The second concerns quality in a different sense–of display. Given that the Festival is run by volunteers, most of the displays were a terrific credit both to the organisers and to the individual artists. But there were some exceptions that let the side down, including the headline John Byrne exhibition, where the labels (stuck on the picture glass!) were often alarmingly dyslexic, and gave no indication of the dates of individual works, unforgivable when drawing from the fruits of an almost 50-year career.
My final point links back to Anstruther, and its new prosperity based on the harbour marina. Both ventures–the festival and the marina–are massively middle class in focus and involvement. Of course, regeneration needs money: to pay mooring fees, rent self-catering houses, buy meals and drinks, and, finally, buy art and craft. But you can’t avoid the feeling that Pittenweem in particular has gone the way that her sister village Crail went many years ago, and has become ‘gentrified’. Now it’s the few remaining fishermen, working on their boats in the harbour, who provide an exotic backdrop to the gallery-goers, and the incomers have become the dominant element in the population.
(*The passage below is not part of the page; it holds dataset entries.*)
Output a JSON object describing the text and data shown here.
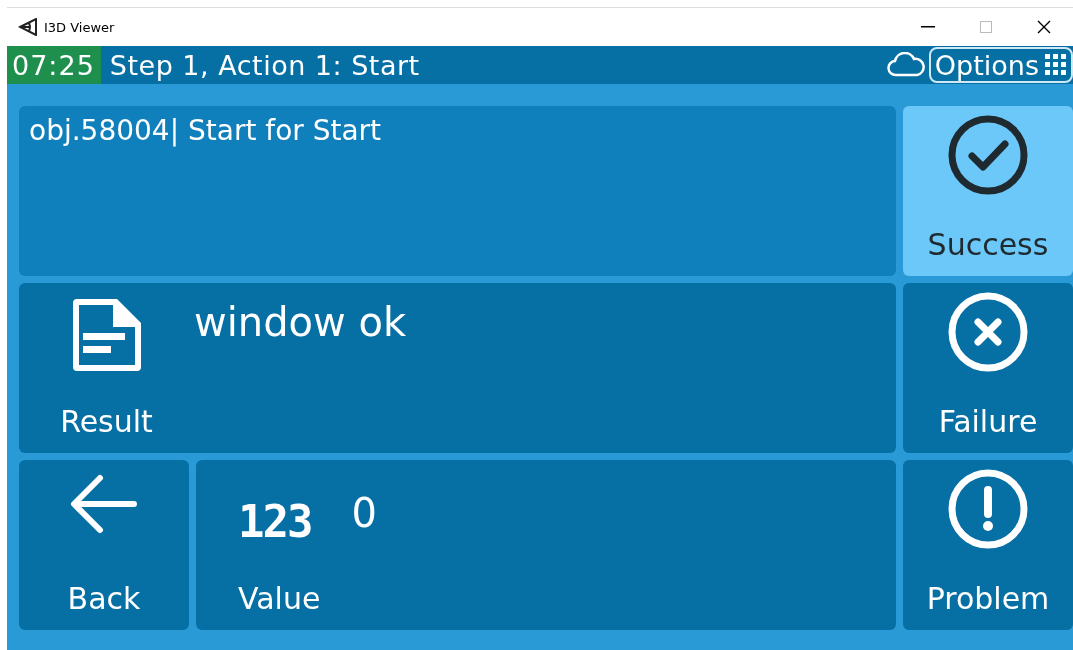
{
  "window": {
    "title": "I3D Viewer"
  },
  "header": {
    "timer": "07:25",
    "title": "Step 1, Action 1: Start",
    "options": "Options"
  },
  "instruction": {
    "text": "obj.58004| Start for Start"
  },
  "result": {
    "label": "Result",
    "text": "window ok"
  },
  "back": {
    "label": "Back"
  },
  "value": {
    "label": "Value",
    "icon_text": "123",
    "text": "0"
  },
  "outcomes": [
    {
      "kind": "success",
      "label": "Success",
      "selected": true
    },
    {
      "kind": "failure",
      "label": "Failure",
      "selected": false
    },
    {
      "kind": "problem",
      "label": "Problem",
      "selected": false
    }
  ]
}
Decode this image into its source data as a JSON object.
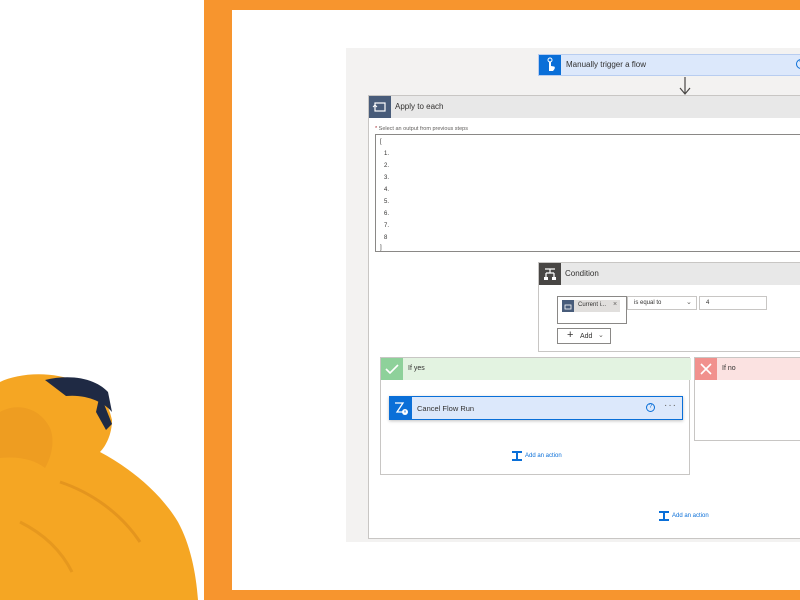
{
  "trigger": {
    "title": "Manually trigger a flow",
    "help": "?"
  },
  "apply_each": {
    "title": "Apply to each",
    "select_label_required": "*",
    "select_label": " Select an output from previous steps",
    "lines": [
      "[",
      "1.",
      "2.",
      "3.",
      "4.",
      "5.",
      "6.",
      "7.",
      "8",
      "]"
    ]
  },
  "condition": {
    "title": "Condition",
    "token_label": "Current i...",
    "token_remove": "×",
    "operator": "is equal to",
    "value": "4",
    "add_label": "Add"
  },
  "if_yes": {
    "title": "If yes",
    "action_title": "Cancel Flow Run",
    "action_help": "?",
    "action_more": "···",
    "add_action": "Add an action"
  },
  "if_no": {
    "title": "If no"
  },
  "outer_add_action": "Add an action",
  "colors": {
    "frame": "#f7952e",
    "accent_blue": "#0a6fd8",
    "yes_green": "#8ed19a",
    "no_red": "#f1918d",
    "hoodie": "#f5a623"
  },
  "icons": {
    "trigger": "hand-touch-icon",
    "apply_each": "loop-icon",
    "condition": "condition-icon",
    "yes": "checkmark-icon",
    "no": "close-icon",
    "cancel": "flow-cancel-icon",
    "add_action": "add-action-icon"
  }
}
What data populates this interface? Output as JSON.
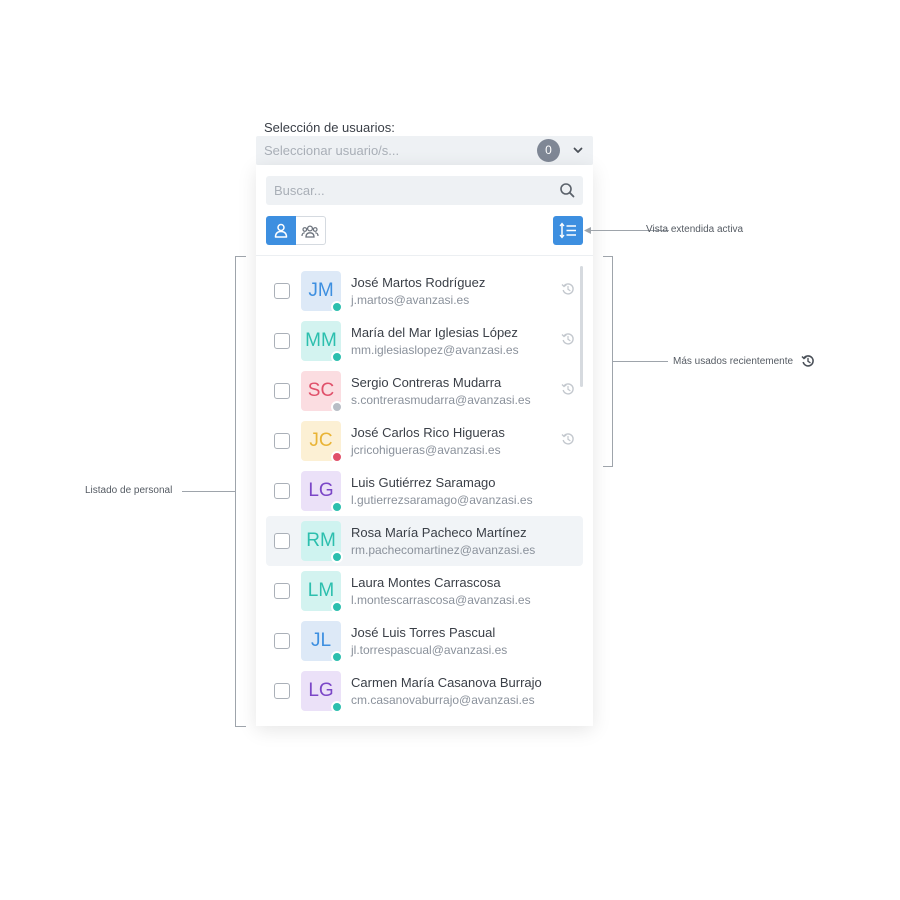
{
  "field": {
    "label": "Selección de usuarios:",
    "placeholder": "Seleccionar usuario/s...",
    "selected_count": "0"
  },
  "search": {
    "placeholder": "Buscar..."
  },
  "annotations": {
    "extended_view": "Vista extendida activa",
    "recent": "Más usados recientemente",
    "list": "Listado de personal"
  },
  "colors": {
    "accent": "#3d8fe0",
    "online": "#2cbfae",
    "away": "#b8bec6",
    "busy": "#e0506a"
  },
  "users": [
    {
      "initials": "JM",
      "name": "José Martos Rodríguez",
      "email": "j.martos@avanzasi.es",
      "bg": "#dde9f7",
      "fg": "#3d8fe0",
      "status": "#2cbfae",
      "recent": true
    },
    {
      "initials": "MM",
      "name": "María del Mar Iglesias López",
      "email": "mm.iglesiaslopez@avanzasi.es",
      "bg": "#d3f3f0",
      "fg": "#2cbfae",
      "status": "#2cbfae",
      "recent": true
    },
    {
      "initials": "SC",
      "name": "Sergio Contreras Mudarra",
      "email": "s.contrerasmudarra@avanzasi.es",
      "bg": "#fbdde1",
      "fg": "#e0506a",
      "status": "#b8bec6",
      "recent": true
    },
    {
      "initials": "JC",
      "name": "José Carlos Rico Higueras",
      "email": "jcricohigueras@avanzasi.es",
      "bg": "#fcf0d4",
      "fg": "#e9b436",
      "status": "#e0506a",
      "recent": true
    },
    {
      "initials": "LG",
      "name": "Luis Gutiérrez Saramago",
      "email": "l.gutierrezsaramago@avanzasi.es",
      "bg": "#ebe1f8",
      "fg": "#7b47c7",
      "status": "#2cbfae",
      "recent": false
    },
    {
      "initials": "RM",
      "name": "Rosa María Pacheco Martínez",
      "email": "rm.pachecomartinez@avanzasi.es",
      "bg": "#cff3f0",
      "fg": "#2cbfae",
      "status": "#2cbfae",
      "recent": false,
      "hover": true
    },
    {
      "initials": "LM",
      "name": "Laura Montes Carrascosa",
      "email": "l.montescarrascosa@avanzasi.es",
      "bg": "#d3f3f0",
      "fg": "#2cbfae",
      "status": "#2cbfae",
      "recent": false
    },
    {
      "initials": "JL",
      "name": "José Luis Torres Pascual",
      "email": "jl.torrespascual@avanzasi.es",
      "bg": "#dde9f7",
      "fg": "#3d8fe0",
      "status": "#2cbfae",
      "recent": false
    },
    {
      "initials": "LG",
      "name": "Carmen María Casanova Burrajo",
      "email": "cm.casanovaburrajo@avanzasi.es",
      "bg": "#ebe1f8",
      "fg": "#7b47c7",
      "status": "#2cbfae",
      "recent": false
    }
  ]
}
The Pittenweem Arts Festival is a great success and a huge achievement. But in economic regeneration terms, perhaps the greatest element of that success has lain in ensuring that Pittenweem remains visible. The designation of ‘book town’ and ‘craft town’ have had similar impacts in terms of visibility for the communities of Wigtown and West Kilbride. Other Fife communities, just a few miles from the East Neuk, have not benefitted from the same profile even when, like West Wemyss, their architecture has a similar picturesque potential. But they have not seen the same influx of culturally-inclined middle class incomers.
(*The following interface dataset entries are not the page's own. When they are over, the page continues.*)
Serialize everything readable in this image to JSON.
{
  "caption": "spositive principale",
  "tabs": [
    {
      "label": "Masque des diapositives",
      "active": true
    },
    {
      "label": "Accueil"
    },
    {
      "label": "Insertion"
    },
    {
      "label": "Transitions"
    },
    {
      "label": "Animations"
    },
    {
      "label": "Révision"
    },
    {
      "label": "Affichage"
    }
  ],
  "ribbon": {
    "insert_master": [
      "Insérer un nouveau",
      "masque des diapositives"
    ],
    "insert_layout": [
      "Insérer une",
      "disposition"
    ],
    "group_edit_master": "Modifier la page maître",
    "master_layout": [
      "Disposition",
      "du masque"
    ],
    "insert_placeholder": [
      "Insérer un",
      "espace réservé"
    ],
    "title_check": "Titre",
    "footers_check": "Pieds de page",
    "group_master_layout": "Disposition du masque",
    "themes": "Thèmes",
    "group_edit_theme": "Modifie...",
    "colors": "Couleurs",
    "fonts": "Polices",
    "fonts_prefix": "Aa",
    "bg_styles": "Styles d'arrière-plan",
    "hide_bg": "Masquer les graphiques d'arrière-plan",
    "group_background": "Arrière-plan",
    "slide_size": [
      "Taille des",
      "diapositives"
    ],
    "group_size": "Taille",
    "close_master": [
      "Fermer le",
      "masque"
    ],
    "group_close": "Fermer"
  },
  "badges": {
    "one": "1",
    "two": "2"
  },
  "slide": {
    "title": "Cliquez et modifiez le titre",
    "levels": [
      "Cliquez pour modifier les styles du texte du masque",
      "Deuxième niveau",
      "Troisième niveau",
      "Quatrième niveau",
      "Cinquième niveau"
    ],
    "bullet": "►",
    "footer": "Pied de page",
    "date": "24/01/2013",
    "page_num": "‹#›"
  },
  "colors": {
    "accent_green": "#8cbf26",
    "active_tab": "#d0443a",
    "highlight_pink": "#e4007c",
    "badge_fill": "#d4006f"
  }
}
So there’s a balance to be struck. Those who have money are essential to the economy of the arts—either through direct expenditure or through the taxes they pay. But the arts are not for one class or group within society. It’s a relatively recent notion that the ‘high’ arts are socially elitist. My grandfather, a steel worker, had a passionate love of classical music which he passed on to my mother and hence to me. As recently as the 1950s the National Gallery in London would stay open late on Cup Final days because so many of those coming up to London for the match also wanted to see some ‘culture’. So while it may be inevitable that community regeneration through the arts needs the interest and investment of the chattering classes to oil the wheels, the challenge is to ensure that the end result is properly inclusive. In Pittenweem, as in other examples such as the St Magnus Festival, that’s perhaps best achieved through the huge numbers of local volunteers involved, and the various participatory programmes offered. I hope the population of Pittenweem as a whole is proud of their festival for what it does for the village—even those who have as little interest in the arts as I do in the Olympics!
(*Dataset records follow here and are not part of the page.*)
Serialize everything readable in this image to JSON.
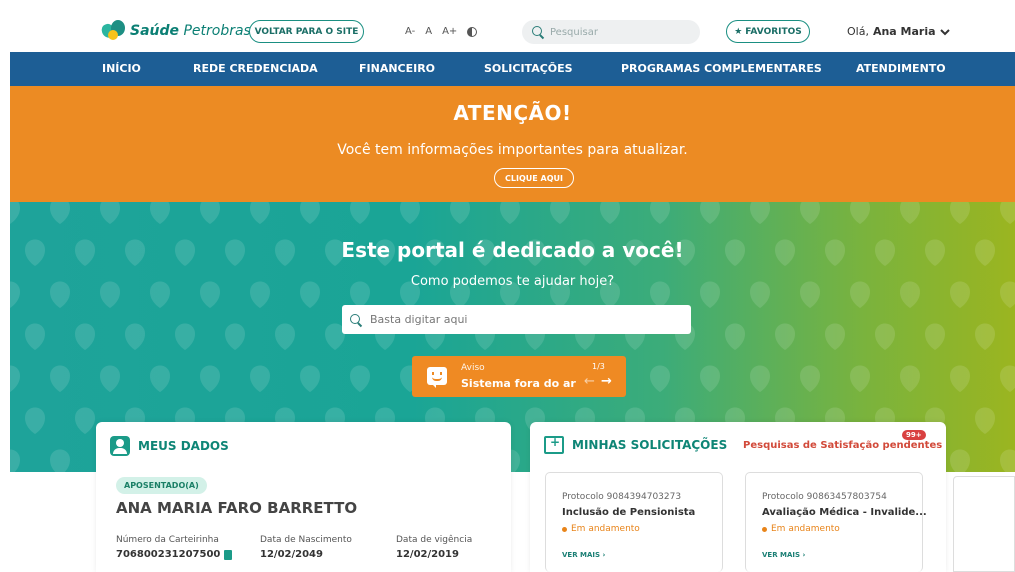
{
  "header": {
    "logo_bold": "Saúde",
    "logo_rest": "Petrobras",
    "back_button": "VOLTAR PARA O SITE",
    "font_decrease": "A-",
    "font_normal": "A",
    "font_increase": "A+",
    "search_placeholder": "Pesquisar",
    "favorites": "FAVORITOS",
    "greeting_prefix": "Olá,",
    "user_name": "Ana Maria"
  },
  "nav": {
    "items": [
      "INÍCIO",
      "REDE CREDENCIADA",
      "FINANCEIRO",
      "SOLICITAÇÕES",
      "PROGRAMAS COMPLEMENTARES",
      "ATENDIMENTO"
    ]
  },
  "alert": {
    "title": "ATENÇÃO!",
    "message": "Você tem informações importantes para atualizar.",
    "button": "CLIQUE AQUI"
  },
  "hero": {
    "title_prefix": "Este portal é dedicado a ",
    "title_emph": "você!",
    "subtitle": "Como podemos te ajudar hoje?",
    "search_placeholder": "Basta digitar aqui",
    "notice": {
      "label": "Aviso",
      "text": "Sistema fora do ar",
      "counter": "1/3"
    }
  },
  "meus_dados": {
    "title": "MEUS DADOS",
    "badge": "APOSENTADO(A)",
    "name": "ANA MARIA FARO BARRETTO",
    "fields": [
      {
        "label": "Número da Carteirinha",
        "value": "706800231207500"
      },
      {
        "label": "Data de Nascimento",
        "value": "12/02/2049"
      },
      {
        "label": "Data de vigência",
        "value": "12/02/2019"
      }
    ]
  },
  "solicitacoes": {
    "title": "MINHAS SOLICITAÇÕES",
    "survey_link": "Pesquisas de Satisfação pendentes",
    "survey_badge": "99+",
    "items": [
      {
        "protocol": "Protocolo 9084394703273",
        "title": "Inclusão de Pensionista",
        "status": "Em andamento",
        "more": "VER MAIS"
      },
      {
        "protocol": "Protocolo 90863457803754",
        "title": "Avaliação Médica - Invalide...",
        "status": "Em andamento",
        "more": "VER MAIS"
      }
    ]
  },
  "colors": {
    "nav": "#1d5e95",
    "alert": "#ec8b23",
    "hero_start": "#1ea39a",
    "hero_end": "#9bb520",
    "accent": "#0e8576"
  }
}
PS: my jokey title is a back-handed tribute to the memory of the great Australian art critic Robert Hughes, who died this month. His TV series and book ‘The Shock of the New’ redefined how contemporary art could be tackled in the media, and almost everything he wrote, or presented, is worth reading or watching (except for his last book ‘Rome’ which is a sadly deficient potboiler). His early collection of exhibition reviews was entitled ‘Nothing if not Critical’, a quote from Hazlitt, and an injunction I’ve always borne in mind.
© Robert Livingston